The City of Caral in the Supe Valley is the Americas first known city. To give a frame of reference, it lasted an equivalent time period to the death of Christ until today.
The Supe seemed to thrive in the valley for about 2,000 years. But around 3,600 years ago, an enormous earthquake -- Moseley estimates its magnitude at 8 or higher -- or series of earthquakes struck Caral and a nearby coastal settlement, Aspero, the archaeologist found…
The full pdf above has some excellent photographs and illustrations of the geo-architectural evidence and is very much recommended. My excerpts are from the press release and thus are somewhat of a teaser.
I first hear of this empire in:
1491: New Revelations of the Americas Before Columbus
First came the earthquakes, then the torrential rains. But the relentless march of sand across once fertile fields and bays, a process set in motion by the quakes and flooding, is probably what did in America's earliest civilization.
So concludes a group of anthropologists in a new assessment of the demise of the coastal Peruvian people who built the earliest, largest structures in North or South America before disappearing in the space of a few generations more than 3,600 years ago.
From Earthquakes, El Ninos Fatal To Earliest Civilization In Americas ScienceDaily (Jan. 20, 2009)
The City of Caral,…confirmed as the oldest city in the Americas, Caral has shattered the myth that civilization got a late start in the New World. Nearly 5,000 years ago, around the time that Sumerians developed writing and before Egyptians built the Great Pyramid at Giza, people… in the Supe River Valley began building a city.
They knew nothing about writing and had no knowledge of ceramics.

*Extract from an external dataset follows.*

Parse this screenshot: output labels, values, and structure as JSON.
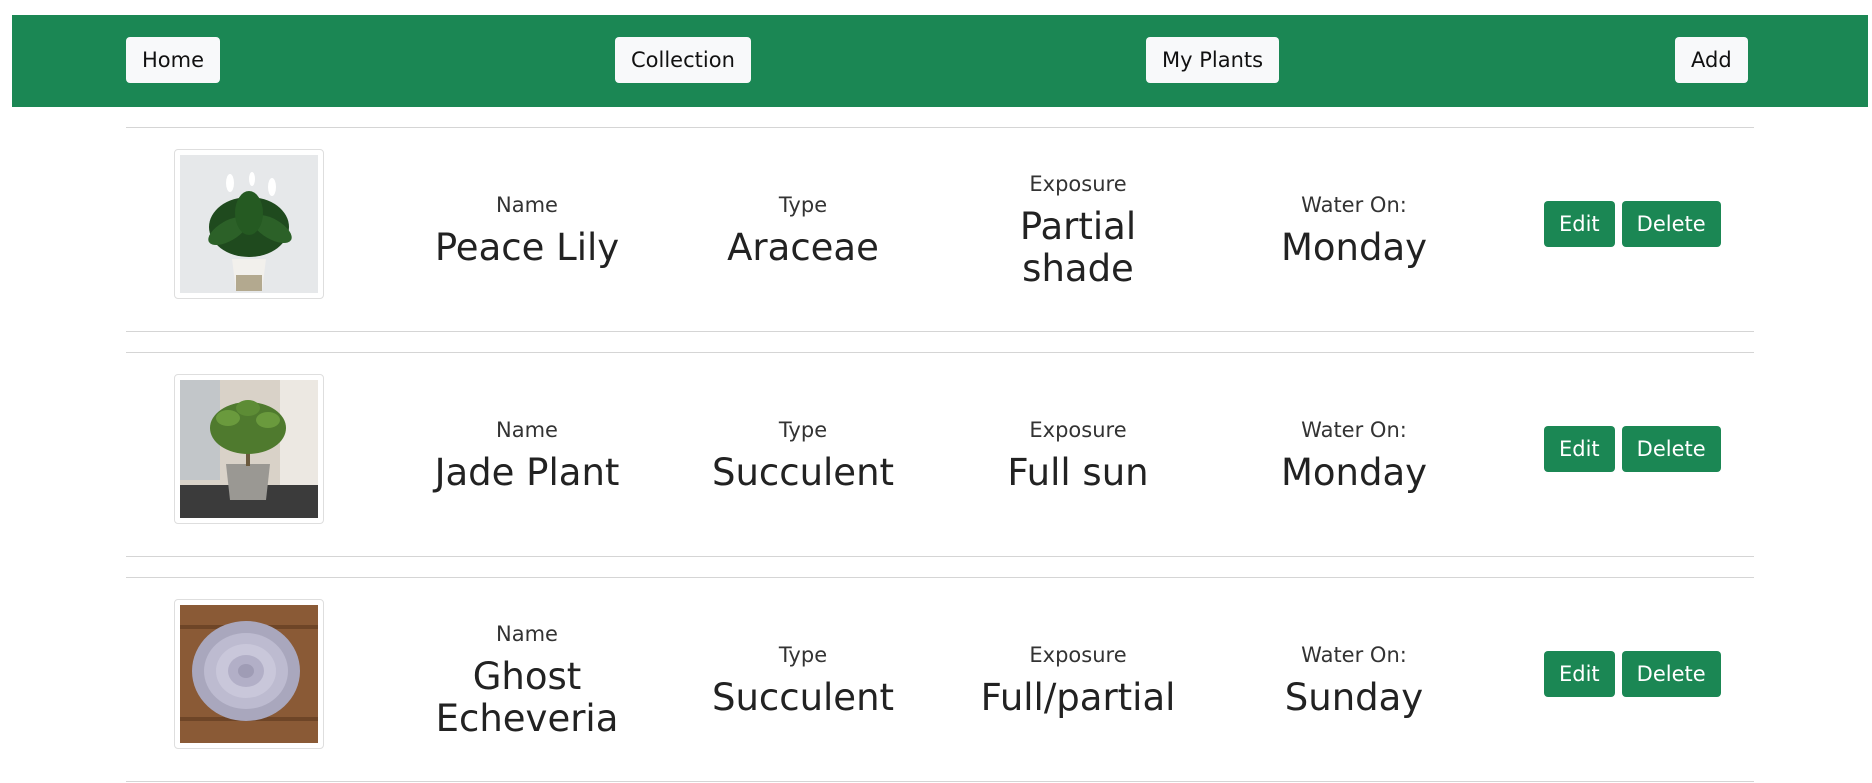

But they planned and built huge public works, evolved a specialized and stratified society, and developed a sophisticated and diversified economy…They fished with nets, irrigated fruit orchards, and grew cotton and a variety of vegetables.

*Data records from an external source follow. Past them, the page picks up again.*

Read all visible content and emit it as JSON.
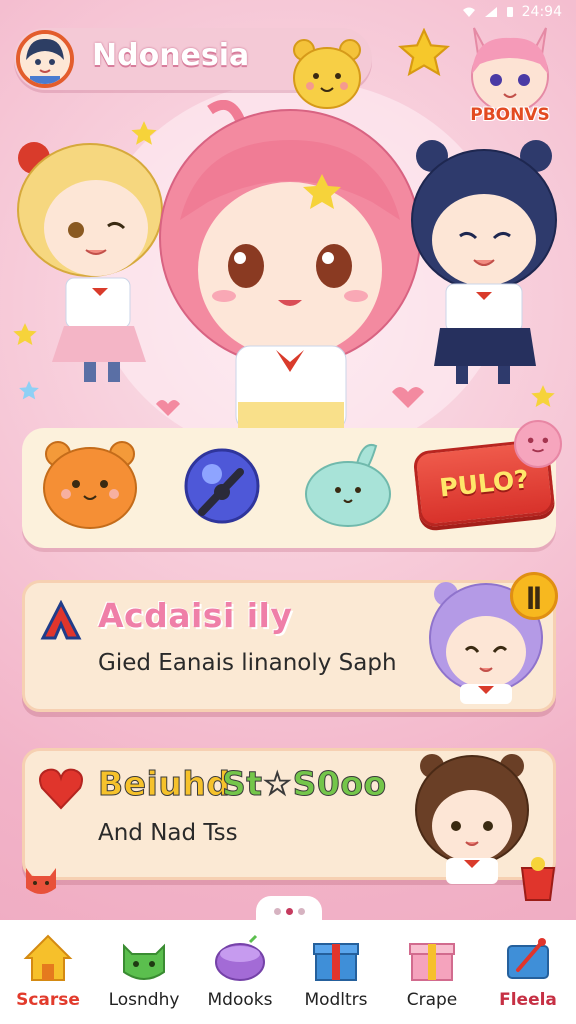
{
  "status": {
    "time": "24:94"
  },
  "header": {
    "title": "Ndonesia"
  },
  "badge": {
    "label": "PBONVS"
  },
  "items": {
    "pull_label": "PULO?"
  },
  "events": [
    {
      "title": "Acdaisi ily",
      "subtitle": "Gied Eanais linanoly Saph",
      "title_color": "#ef7fa8"
    },
    {
      "title_part1": "Beiuhd",
      "title_part2": "St☆S0oo",
      "subtitle": "And Nad Tss"
    }
  ],
  "nav": {
    "items": [
      {
        "label": "Scarse",
        "icon": "house-icon",
        "active": true
      },
      {
        "label": "Losndhy",
        "icon": "green-cat-icon"
      },
      {
        "label": "Mdooks",
        "icon": "purple-bowl-icon"
      },
      {
        "label": "Modltrs",
        "icon": "blue-gift-icon"
      },
      {
        "label": "Crape",
        "icon": "pink-gift-icon"
      },
      {
        "label": "Fleela",
        "icon": "pen-tablet-icon"
      }
    ]
  },
  "colors": {
    "accent": "#e23b2c",
    "bg": "#f3b8cc",
    "card": "#fbe9d4"
  }
}
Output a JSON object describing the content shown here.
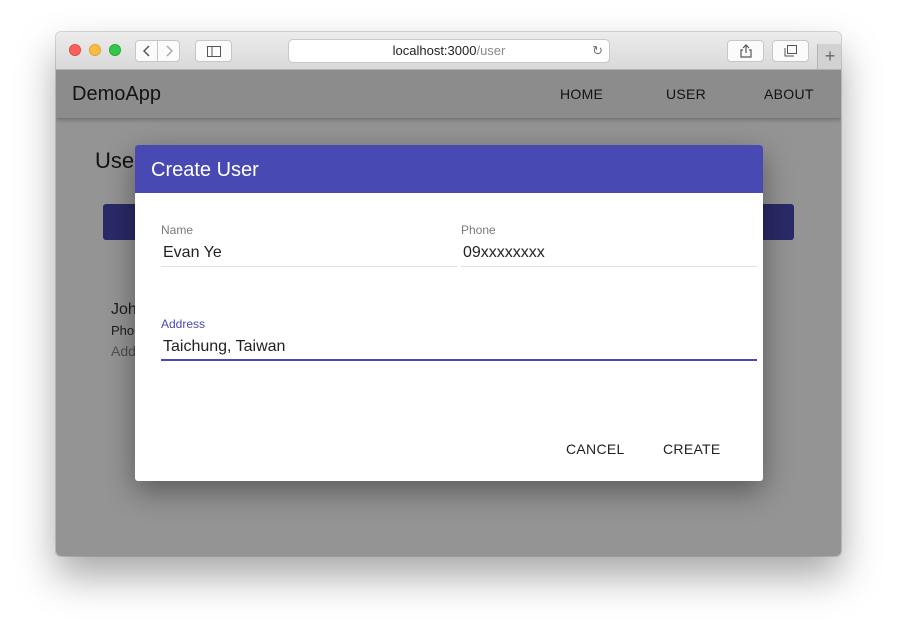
{
  "browser": {
    "url_host": "localhost:3000",
    "url_path": "/user",
    "icons": [
      "back-icon",
      "forward-icon",
      "sidebar-icon",
      "reload-icon",
      "share-icon",
      "tabs-icon",
      "new-tab-icon"
    ]
  },
  "app": {
    "brand": "DemoApp",
    "nav": [
      "HOME",
      "USER",
      "ABOUT"
    ]
  },
  "background_page": {
    "title_partial": "Use",
    "list_line1": "Joh",
    "list_line2": "Pho",
    "list_line3": "Add"
  },
  "dialog": {
    "title": "Create User",
    "fields": {
      "name": {
        "label": "Name",
        "value": "Evan Ye"
      },
      "phone": {
        "label": "Phone",
        "value": "09xxxxxxxx"
      },
      "address": {
        "label": "Address",
        "value": "Taichung, Taiwan"
      }
    },
    "actions": {
      "cancel": "CANCEL",
      "create": "CREATE"
    }
  },
  "colors": {
    "primary": "#4949b3",
    "scrim": "rgba(0,0,0,0.42)"
  }
}
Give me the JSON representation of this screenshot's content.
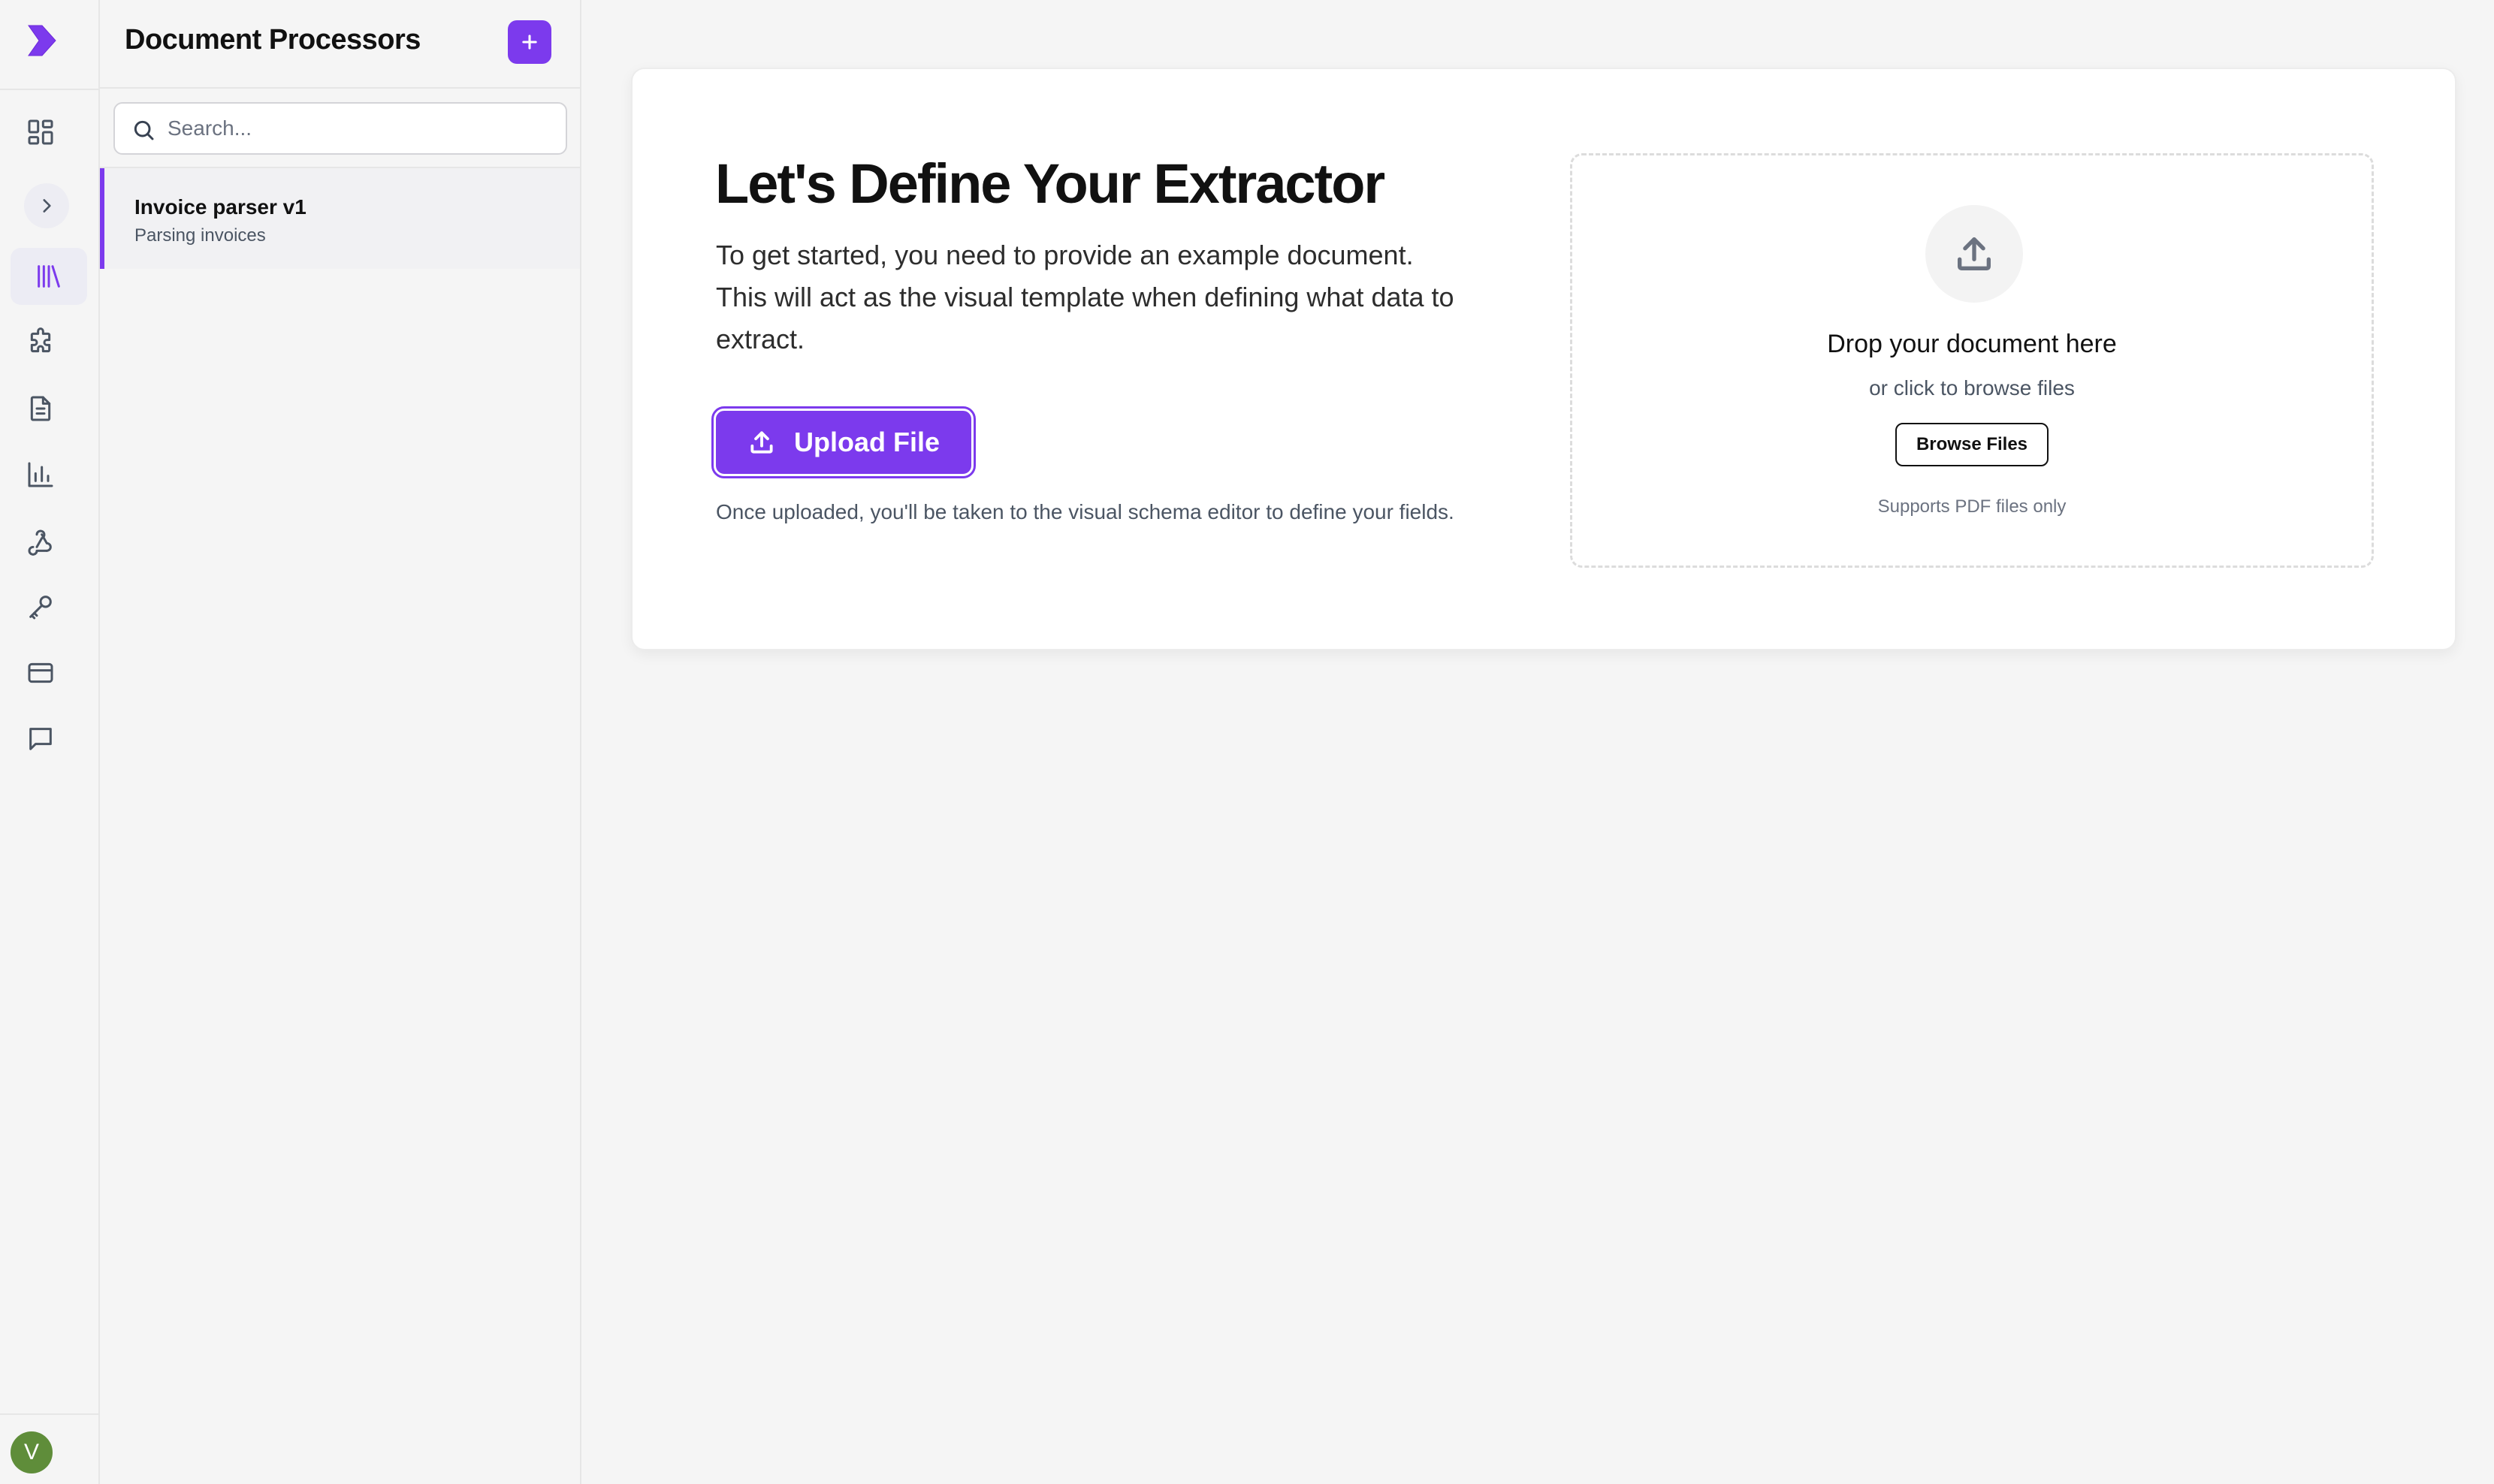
{
  "colors": {
    "accent": "#7c3aed",
    "avatar_bg": "#5f8d3a",
    "background": "#f5f5f5"
  },
  "rail": {
    "logo_icon": "brand-chevron-logo",
    "items": [
      {
        "icon": "dashboard-grid-icon"
      },
      {
        "icon": "library-icon",
        "active": true
      },
      {
        "icon": "puzzle-icon"
      },
      {
        "icon": "document-icon"
      },
      {
        "icon": "bar-chart-icon"
      },
      {
        "icon": "webhook-icon"
      },
      {
        "icon": "key-icon"
      },
      {
        "icon": "credit-card-icon"
      },
      {
        "icon": "chat-icon"
      }
    ],
    "expand_icon": "chevron-right-icon",
    "avatar_initial": "V"
  },
  "panel": {
    "title": "Document Processors",
    "add_icon": "plus-icon",
    "search": {
      "placeholder": "Search...",
      "value": ""
    },
    "items": [
      {
        "title": "Invoice parser v1",
        "subtitle": "Parsing invoices",
        "selected": true
      }
    ]
  },
  "main": {
    "headline": "Let's Define Your Extractor",
    "description": "To get started, you need to provide an example document. This will act as the visual template when defining what data to extract.",
    "upload_button": "Upload File",
    "hint": "Once uploaded, you'll be taken to the visual schema editor to define your fields.",
    "dropzone": {
      "title": "Drop your document here",
      "subtitle": "or click to browse files",
      "browse_button": "Browse Files",
      "note": "Supports PDF files only"
    }
  }
}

Most impressively, the Supe built extremely large, elaborate, stone pyramid temples -- thousands of years before the better-known pyramids crafted by the Maya. The largest so far excavated, the Pirámide Mayor at inland settlement Caral, measured more than 550 feet long, nearly 500 feet wide and rose in a series of steps nearly 100 feet high. Walled courts, rooms and corridors covered the flat summit.
A civilization arises because it controls something important. Mesopotamia prospered once it irrigated the desert and produced an abundance of food. Caral diverted water from the Supe River to irrigate fields, growing staples such as squash and beans. But its secret weapon may have been cotton. By growing cotton, used to make fishing nets, the people of Caral could trade for fish with the communities on the Pacific coast 12 miles away. Archaeologists have unearthed thousands of fish bones.

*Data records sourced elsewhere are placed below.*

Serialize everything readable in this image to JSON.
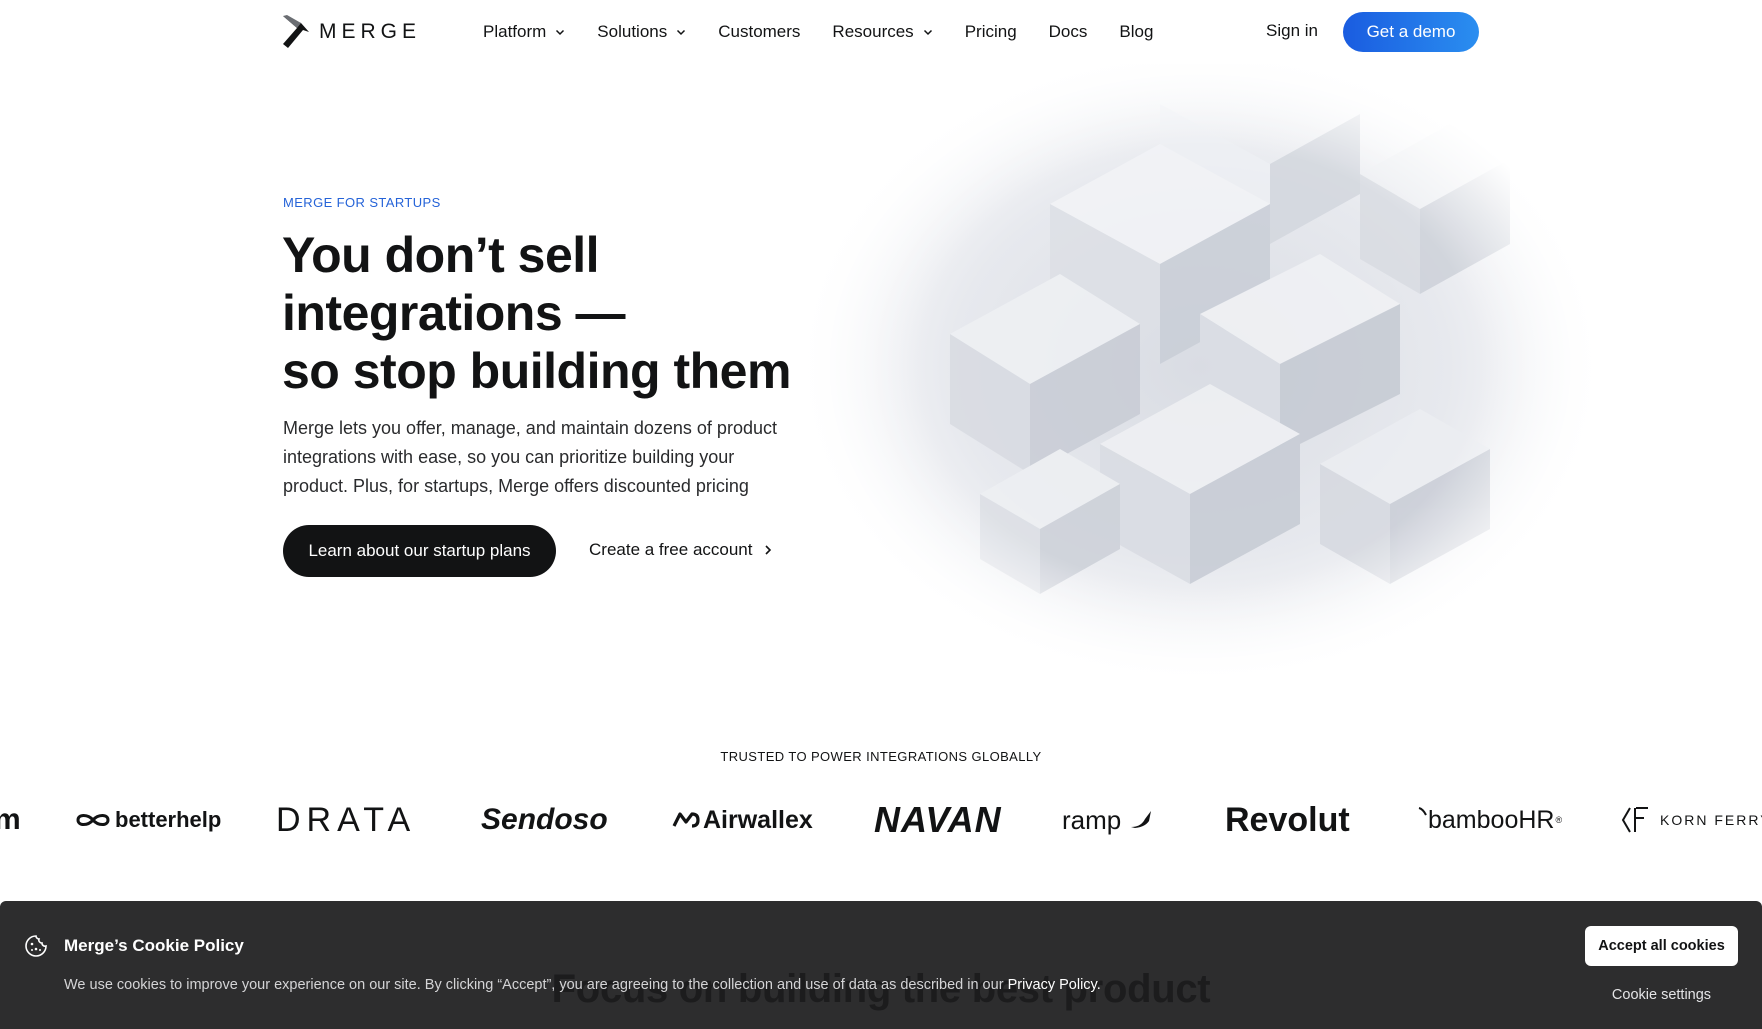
{
  "nav": {
    "logo_text": "MERGE",
    "links": [
      {
        "label": "Platform",
        "dropdown": true
      },
      {
        "label": "Solutions",
        "dropdown": true
      },
      {
        "label": "Customers",
        "dropdown": false
      },
      {
        "label": "Resources",
        "dropdown": true
      },
      {
        "label": "Pricing",
        "dropdown": false
      },
      {
        "label": "Docs",
        "dropdown": false
      },
      {
        "label": "Blog",
        "dropdown": false
      }
    ],
    "sign_in": "Sign in",
    "demo": "Get a demo"
  },
  "hero": {
    "eyebrow": "MERGE FOR STARTUPS",
    "headline": [
      "You don’t sell",
      "integrations —",
      "so stop building them"
    ],
    "subtext": [
      "Merge lets you offer, manage, and maintain dozens of product",
      "integrations with ease, so you can prioritize building your",
      "product. Plus, for startups, Merge offers discounted pricing"
    ],
    "primary_cta": "Learn about our startup plans",
    "secondary_cta": "Create a free account"
  },
  "trusted": {
    "label": "TRUSTED TO POWER INTEGRATIONS GLOBALLY",
    "logos": [
      "betterhelp",
      "DRATA",
      "Sendoso",
      "Airwallex",
      "NAVAN",
      "ramp",
      "Revolut",
      "bambooHR",
      "KORN FERRY"
    ]
  },
  "cookie": {
    "title": "Merge’s Cookie Policy",
    "text": "We use cookies to improve your experience on our site. By clicking “Accept”, you are agreeing to the collection and use of data as described in our ",
    "link": "Privacy Policy.",
    "accept": "Accept all cookies",
    "settings": "Cookie settings",
    "behind_heading": "Focus on building the best product"
  },
  "colors": {
    "accent": "#1a5ce0",
    "dark": "#121314",
    "banner": "#2d2d2e"
  }
}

The community also traded with communities in the jungle farther inland and, apparently, with people from the mountains…. The Supe Valley hosts other communities, some of them much older and some within view of the city itself, but none of them approaches the scale and sophistication of this city.
By Laurent Belsie, Staff writer of The Christian Science Monitor / January 3, 2002 http://www.csmonitor.com/2002/0103/p11s1-woam.html
The earthquake collapsed walls and floors atop the Pirámide Mayor and caused part of it to crumble into a landslide of rocks, mud and construction materials. Smaller temples at Aspero were also heavily damaged, and there was also significant flooding there, an event recorded in thin layers of silt unearthed by the archaeologists…
The earthquake destabilized the barren mountain ranges surrounding the valley, sending massive amounts of debris crashing into the foothills. Subsequent El Niños brought huge rains, washing the debris into the ocean. There, a strong current flowing parallel to the shore re-deposited the sand and silt in the form of a large ridge known today as the Medio Mundo. The ridge sealed off the formerly rich coastal bays, which rapidly filled with sand.
Strong ever-present onshore winds resulted in "massive sand sheets that blew inland on the constant, strong, onshore breeze and swamped the irrigation systems and agricultural fields," the paper says. Not only that, but the windblown sand had a blasting effect that would have made daily life all but impossible, Moseley said.
The bottom line: What had for centuries been a productive, if arid, region became all but uninhabitable in the span of just a handful of generations. The Supe society withered and eventually collapsed, replaced only gradually later on -- by societies that relied on the much more modern arts of pottery and weaving, Moseley said.
With much of the world's population centers built in environmentally vulnerable areas, the Supe's demise may hold a cautionary tale for modern times, the researchers said. El Niño events, in particular, may become more common as global climate change continues.
"These are processes that continue into the present," said Dan Sandweiss, the paper's lead author and an anthropology professor and graduate dean at the University of Maine.
Affirmed Moseley, "You would like to say that people learn from their mistakes, but that's not the case."
Authors Mosley and SandweissFrom Earthquakes, El Ninos Fatal To Earliest Civilization In Americas ScienceDaily (Jan. 20, 2009)